(Stored data)
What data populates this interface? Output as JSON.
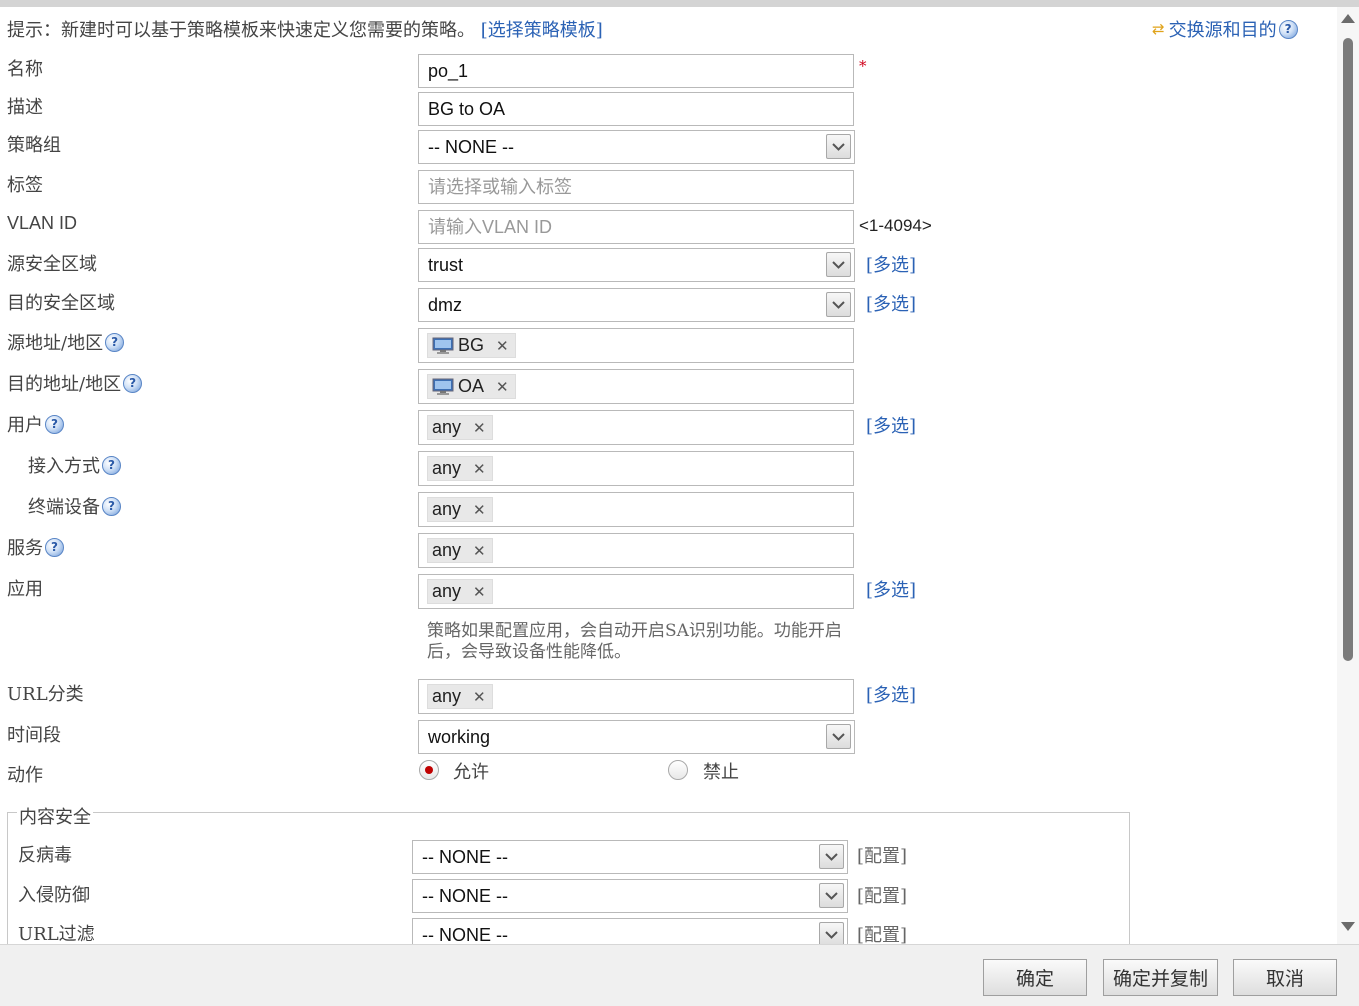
{
  "hint": {
    "text": "提示：新建时可以基于策略模板来快速定义您需要的策略。",
    "link": "[选择策略模板]"
  },
  "swap_link": "交换源和目的",
  "fields": {
    "name": {
      "label": "名称",
      "value": "po_1",
      "required_mark": "*"
    },
    "description": {
      "label": "描述",
      "value": "BG to OA"
    },
    "policy_group": {
      "label": "策略组",
      "value": "-- NONE --"
    },
    "tag": {
      "label": "标签",
      "placeholder": "请选择或输入标签"
    },
    "vlan_id": {
      "label": "VLAN ID",
      "placeholder": "请输入VLAN ID",
      "range": "<1-4094>"
    },
    "src_zone": {
      "label": "源安全区域",
      "value": "trust",
      "multi": "[多选]"
    },
    "dst_zone": {
      "label": "目的安全区域",
      "value": "dmz",
      "multi": "[多选]"
    },
    "src_addr": {
      "label": "源地址/地区",
      "tag": "BG"
    },
    "dst_addr": {
      "label": "目的地址/地区",
      "tag": "OA"
    },
    "user": {
      "label": "用户",
      "tag": "any",
      "multi": "[多选]"
    },
    "access_mode": {
      "label": "接入方式",
      "tag": "any"
    },
    "terminal_device": {
      "label": "终端设备",
      "tag": "any"
    },
    "service": {
      "label": "服务",
      "tag": "any"
    },
    "application": {
      "label": "应用",
      "tag": "any",
      "multi": "[多选]",
      "note": "策略如果配置应用，会自动开启SA识别功能。功能开启后，会导致设备性能降低。"
    },
    "url_category": {
      "label": "URL分类",
      "tag": "any",
      "multi": "[多选]"
    },
    "time_range": {
      "label": "时间段",
      "value": "working"
    },
    "action": {
      "label": "动作",
      "options": [
        "允许",
        "禁止"
      ],
      "selected": "允许"
    }
  },
  "content_security": {
    "legend": "内容安全",
    "rows": [
      {
        "label": "反病毒",
        "value": "-- NONE --",
        "config": "[配置]"
      },
      {
        "label": "入侵防御",
        "value": "-- NONE --",
        "config": "[配置]"
      },
      {
        "label": "URL过滤",
        "value": "-- NONE --",
        "config": "[配置]"
      }
    ]
  },
  "buttons": {
    "ok": "确定",
    "ok_copy": "确定并复制",
    "cancel": "取消"
  },
  "colors": {
    "link": "#2b62b5",
    "required": "#d0021b",
    "radio_selected": "#c00000"
  }
}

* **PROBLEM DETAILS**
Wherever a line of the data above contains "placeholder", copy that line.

* **SOLUTION TO THE PROBLEM**
      "placeholder": "请选择或输入标签"
      "placeholder": "请输入VLAN ID",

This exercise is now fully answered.